[Required action] Find the lines in these entries that include the word "title" and state how many there are, with no other words.

[Material for this exercise]
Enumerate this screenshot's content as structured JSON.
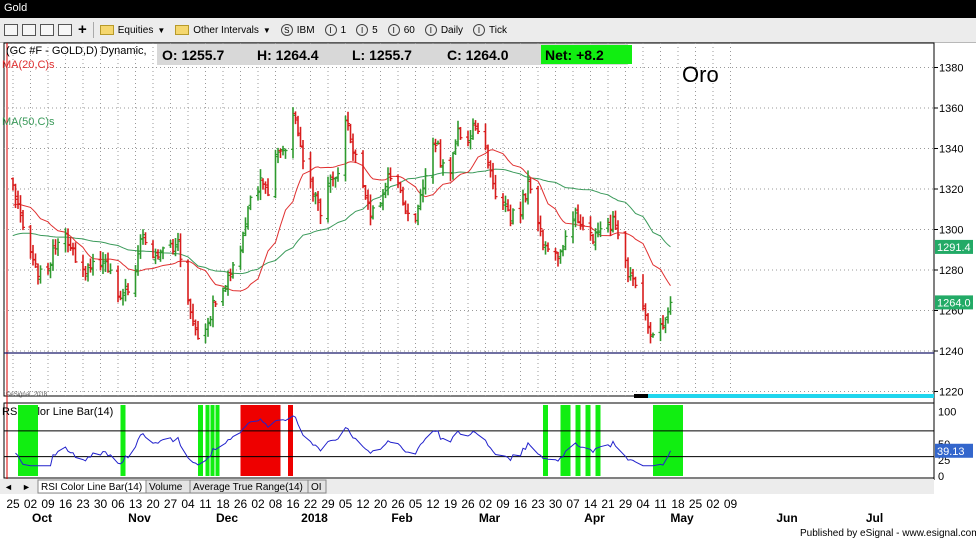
{
  "window": {
    "title": "Gold"
  },
  "toolbar": {
    "items": [
      {
        "icon": "folder-icon",
        "label": "Equities",
        "dropdown": true
      },
      {
        "icon": "folder-icon",
        "label": "Other Intervals",
        "dropdown": true
      },
      {
        "icon": "circle-s-icon",
        "letter": "S",
        "label": "IBM"
      },
      {
        "icon": "circle-i-icon",
        "letter": "I",
        "label": "1"
      },
      {
        "icon": "circle-i-icon",
        "letter": "I",
        "label": "5"
      },
      {
        "icon": "circle-i-icon",
        "letter": "I",
        "label": "60"
      },
      {
        "icon": "circle-i-icon",
        "letter": "I",
        "label": "Daily"
      },
      {
        "icon": "circle-i-icon",
        "letter": "I",
        "label": "Tick"
      }
    ]
  },
  "header": {
    "symbol": "(GC #F - GOLD,D) Dynamic,",
    "ohlc": {
      "open": "O:  1255.7",
      "high": "H:  1264.4",
      "low": "L:  1255.7",
      "close": "C:  1264.0",
      "net": "Net:  +8.2"
    },
    "ma20_label": "MA(20,C)s",
    "ma50_label": "MA(50,C)s",
    "annotation": "Oro",
    "watermark": "©eSignal, 2018"
  },
  "lower_tabs": [
    "RSI Color Line Bar(14)",
    "Volume",
    "Average True Range(14)",
    "OI"
  ],
  "footer": {
    "publisher": "Published by eSignal - www.esignal.com"
  },
  "colors": {
    "up": "#2e9a2e",
    "down": "#d81c1c",
    "ma20": "#e03030",
    "ma50": "#3a9a5a",
    "rsi": "#2222cc",
    "overbought": "#ee0000",
    "oversold": "#11ee11",
    "price_tag": "#22aa66",
    "rsi_tag": "#3366cc"
  },
  "chart_data": [
    {
      "type": "candlestick",
      "title": "Gold daily bars",
      "ylim": [
        1215,
        1395
      ],
      "yticks": [
        1220,
        1240,
        1260,
        1280,
        1300,
        1320,
        1340,
        1360,
        1380
      ],
      "price_labels": {
        "ma50_value": "1291.4",
        "last_price": "1264.0",
        "ma50": 1291.4,
        "last": 1264.0
      },
      "support_level": 1239,
      "keypoints": [
        {
          "d": 0,
          "p": 1322
        },
        {
          "d": 5,
          "p": 1292
        },
        {
          "d": 12,
          "p": 1275
        },
        {
          "d": 20,
          "p": 1300
        },
        {
          "d": 28,
          "p": 1279
        },
        {
          "d": 36,
          "p": 1283
        },
        {
          "d": 43,
          "p": 1268
        },
        {
          "d": 48,
          "p": 1275
        },
        {
          "d": 52,
          "p": 1298
        },
        {
          "d": 56,
          "p": 1285
        },
        {
          "d": 61,
          "p": 1290
        },
        {
          "d": 66,
          "p": 1292
        },
        {
          "d": 70,
          "p": 1262
        },
        {
          "d": 74,
          "p": 1244
        },
        {
          "d": 78,
          "p": 1256
        },
        {
          "d": 84,
          "p": 1273
        },
        {
          "d": 88,
          "p": 1279
        },
        {
          "d": 92,
          "p": 1296
        },
        {
          "d": 95,
          "p": 1318
        },
        {
          "d": 99,
          "p": 1322
        },
        {
          "d": 102,
          "p": 1318
        },
        {
          "d": 105,
          "p": 1338
        },
        {
          "d": 109,
          "p": 1340
        },
        {
          "d": 112,
          "p": 1356
        },
        {
          "d": 114,
          "p": 1348
        },
        {
          "d": 117,
          "p": 1325
        },
        {
          "d": 120,
          "p": 1320
        },
        {
          "d": 123,
          "p": 1310
        },
        {
          "d": 127,
          "p": 1325
        },
        {
          "d": 130,
          "p": 1330
        },
        {
          "d": 133,
          "p": 1357
        },
        {
          "d": 136,
          "p": 1338
        },
        {
          "d": 139,
          "p": 1325
        },
        {
          "d": 143,
          "p": 1310
        },
        {
          "d": 147,
          "p": 1312
        },
        {
          "d": 150,
          "p": 1328
        },
        {
          "d": 154,
          "p": 1322
        },
        {
          "d": 158,
          "p": 1308
        },
        {
          "d": 161,
          "p": 1305
        },
        {
          "d": 164,
          "p": 1320
        },
        {
          "d": 167,
          "p": 1345
        },
        {
          "d": 170,
          "p": 1340
        },
        {
          "d": 173,
          "p": 1325
        },
        {
          "d": 175,
          "p": 1330
        },
        {
          "d": 178,
          "p": 1347
        },
        {
          "d": 181,
          "p": 1343
        },
        {
          "d": 184,
          "p": 1352
        },
        {
          "d": 187,
          "p": 1347
        },
        {
          "d": 190,
          "p": 1335
        },
        {
          "d": 193,
          "p": 1318
        },
        {
          "d": 196,
          "p": 1315
        },
        {
          "d": 199,
          "p": 1305
        },
        {
          "d": 203,
          "p": 1310
        },
        {
          "d": 206,
          "p": 1322
        },
        {
          "d": 209,
          "p": 1313
        },
        {
          "d": 212,
          "p": 1292
        },
        {
          "d": 215,
          "p": 1290
        },
        {
          "d": 218,
          "p": 1285
        },
        {
          "d": 222,
          "p": 1300
        },
        {
          "d": 225,
          "p": 1305
        },
        {
          "d": 229,
          "p": 1300
        },
        {
          "d": 232,
          "p": 1295
        },
        {
          "d": 235,
          "p": 1302
        },
        {
          "d": 238,
          "p": 1300
        },
        {
          "d": 240,
          "p": 1305
        },
        {
          "d": 243,
          "p": 1298
        },
        {
          "d": 246,
          "p": 1277
        },
        {
          "d": 250,
          "p": 1268
        },
        {
          "d": 253,
          "p": 1257
        },
        {
          "d": 256,
          "p": 1248
        },
        {
          "d": 258,
          "p": 1253
        },
        {
          "d": 261,
          "p": 1254
        },
        {
          "d": 263,
          "p": 1264
        }
      ],
      "x_axis": {
        "day_start": "2017-09-25",
        "day_labels": [
          {
            "d": 0,
            "t": "25"
          },
          {
            "d": 7,
            "t": "02"
          },
          {
            "d": 14,
            "t": "09"
          },
          {
            "d": 21,
            "t": "16"
          },
          {
            "d": 28,
            "t": "23"
          },
          {
            "d": 35,
            "t": "30"
          },
          {
            "d": 42,
            "t": "06"
          },
          {
            "d": 49,
            "t": "13"
          },
          {
            "d": 56,
            "t": "20"
          },
          {
            "d": 63,
            "t": "27"
          },
          {
            "d": 70,
            "t": "04"
          },
          {
            "d": 77,
            "t": "11"
          },
          {
            "d": 84,
            "t": "18"
          },
          {
            "d": 91,
            "t": "26"
          },
          {
            "d": 98,
            "t": "02"
          },
          {
            "d": 105,
            "t": "08"
          },
          {
            "d": 112,
            "t": "16"
          },
          {
            "d": 119,
            "t": "22"
          },
          {
            "d": 126,
            "t": "29"
          },
          {
            "d": 133,
            "t": "05"
          },
          {
            "d": 140,
            "t": "12"
          },
          {
            "d": 147,
            "t": "20"
          },
          {
            "d": 154,
            "t": "26"
          },
          {
            "d": 161,
            "t": "05"
          },
          {
            "d": 168,
            "t": "12"
          },
          {
            "d": 175,
            "t": "19"
          },
          {
            "d": 182,
            "t": "26"
          },
          {
            "d": 189,
            "t": "02"
          },
          {
            "d": 196,
            "t": "09"
          },
          {
            "d": 203,
            "t": "16"
          },
          {
            "d": 210,
            "t": "23"
          },
          {
            "d": 217,
            "t": "30"
          },
          {
            "d": 224,
            "t": "07"
          },
          {
            "d": 231,
            "t": "14"
          },
          {
            "d": 238,
            "t": "21"
          },
          {
            "d": 245,
            "t": "29"
          },
          {
            "d": 252,
            "t": "04"
          },
          {
            "d": 259,
            "t": "11"
          },
          {
            "d": 266,
            "t": "18"
          },
          {
            "d": 273,
            "t": "25"
          },
          {
            "d": 280,
            "t": "02"
          },
          {
            "d": 287,
            "t": "09"
          }
        ],
        "month_labels": [
          {
            "d": 10,
            "t": "Oct"
          },
          {
            "d": 49,
            "t": "Nov"
          },
          {
            "d": 84,
            "t": "Dec"
          },
          {
            "d": 119,
            "t": "2018"
          },
          {
            "d": 154,
            "t": "Feb"
          },
          {
            "d": 189,
            "t": "Mar"
          },
          {
            "d": 231,
            "t": "Apr"
          },
          {
            "d": 266,
            "t": "May"
          },
          {
            "d": 308,
            "t": "Jun"
          },
          {
            "d": 343,
            "t": "Jul"
          }
        ]
      }
    },
    {
      "type": "line",
      "title": "RSI Color Line Bar(14)",
      "ylim": [
        -12,
        108
      ],
      "yticks": [
        0,
        25,
        50,
        100
      ],
      "levels": {
        "overbought": 70,
        "oversold": 30
      },
      "current_value": "39.13",
      "overbought_zones": [
        [
          91,
          107
        ],
        [
          110,
          112
        ]
      ],
      "oversold_zones": [
        [
          2,
          10
        ],
        [
          43,
          45
        ],
        [
          74,
          76
        ],
        [
          77,
          78
        ],
        [
          79,
          80
        ],
        [
          81,
          82
        ],
        [
          212,
          214
        ],
        [
          219,
          223
        ],
        [
          225,
          227
        ],
        [
          229,
          231
        ],
        [
          233,
          235
        ],
        [
          256,
          268
        ]
      ]
    }
  ]
}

[Solution for this exercise] 3